_WORK TASK_: Please reproduce the records below exactly, omitting any pictures they contain.

=== Section Start ===

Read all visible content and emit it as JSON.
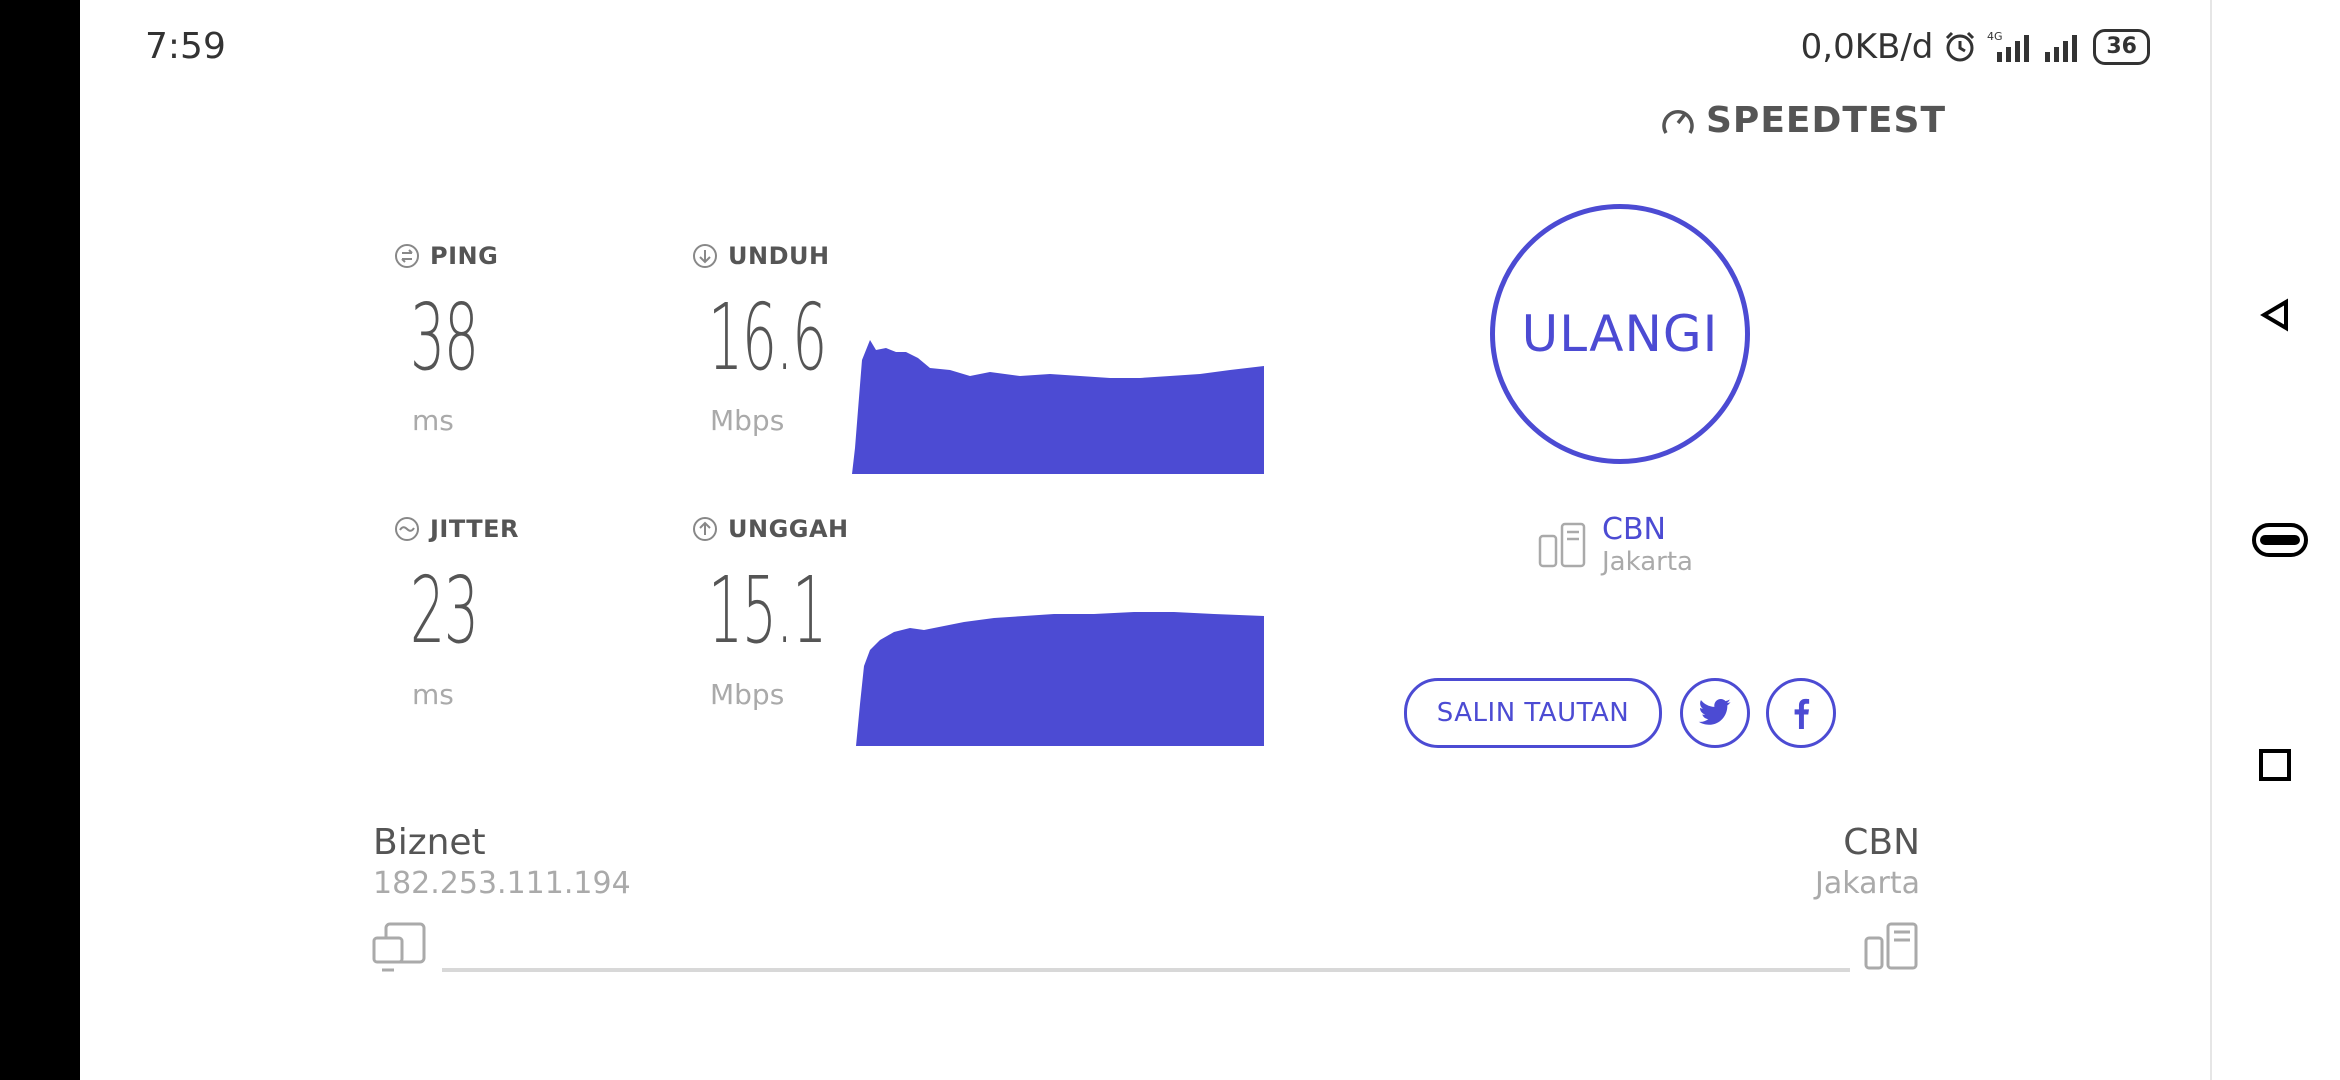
{
  "status_bar": {
    "time": "7:59",
    "data_rate": "0,0KB/d",
    "network_type": "4G",
    "battery": "36",
    "icons": [
      "alarm-icon",
      "signal-icon",
      "signal-icon",
      "battery-icon"
    ]
  },
  "brand": {
    "logo_text": "SPEEDTEST",
    "accent_color": "#4c4bd3"
  },
  "metrics": {
    "ping": {
      "label": "PING",
      "value": "38",
      "unit": "ms",
      "icon": "ping-icon"
    },
    "jitter": {
      "label": "JITTER",
      "value": "23",
      "unit": "ms",
      "icon": "jitter-icon"
    },
    "download": {
      "label": "UNDUH",
      "value": "16.6",
      "unit": "Mbps",
      "icon": "download-icon"
    },
    "upload": {
      "label": "UNGGAH",
      "value": "15.1",
      "unit": "Mbps",
      "icon": "upload-icon"
    }
  },
  "restart_label": "ULANGI",
  "server": {
    "name": "CBN",
    "city": "Jakarta"
  },
  "share": {
    "copy_link_label": "SALIN TAUTAN",
    "twitter_icon": "twitter-icon",
    "facebook_icon": "facebook-icon"
  },
  "connection": {
    "isp_name": "Biznet",
    "ip": "182.253.111.194",
    "dest_name": "CBN",
    "dest_city": "Jakarta"
  },
  "nav": [
    "back-icon",
    "home-icon",
    "recents-icon"
  ]
}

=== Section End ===

_ANSWER FOR THE TASK_:
Read all visible content and emit it as JSON.
{
  "status_bar": {
    "time": "7:59",
    "data_rate": "0,0KB/d",
    "network_type": "4G",
    "battery": "36",
    "icons": [
      "alarm-icon",
      "signal-icon",
      "signal-icon",
      "battery-icon"
    ]
  },
  "brand": {
    "logo_text": "SPEEDTEST",
    "accent_color": "#4c4bd3"
  },
  "metrics": {
    "ping": {
      "label": "PING",
      "value": "38",
      "unit": "ms",
      "icon": "ping-icon"
    },
    "jitter": {
      "label": "JITTER",
      "value": "23",
      "unit": "ms",
      "icon": "jitter-icon"
    },
    "download": {
      "label": "UNDUH",
      "value": "16.6",
      "unit": "Mbps",
      "icon": "download-icon"
    },
    "upload": {
      "label": "UNGGAH",
      "value": "15.1",
      "unit": "Mbps",
      "icon": "upload-icon"
    }
  },
  "restart_label": "ULANGI",
  "server": {
    "name": "CBN",
    "city": "Jakarta"
  },
  "share": {
    "copy_link_label": "SALIN TAUTAN",
    "twitter_icon": "twitter-icon",
    "facebook_icon": "facebook-icon"
  },
  "connection": {
    "isp_name": "Biznet",
    "ip": "182.253.111.194",
    "dest_name": "CBN",
    "dest_city": "Jakarta"
  },
  "nav": [
    "back-icon",
    "home-icon",
    "recents-icon"
  ]
}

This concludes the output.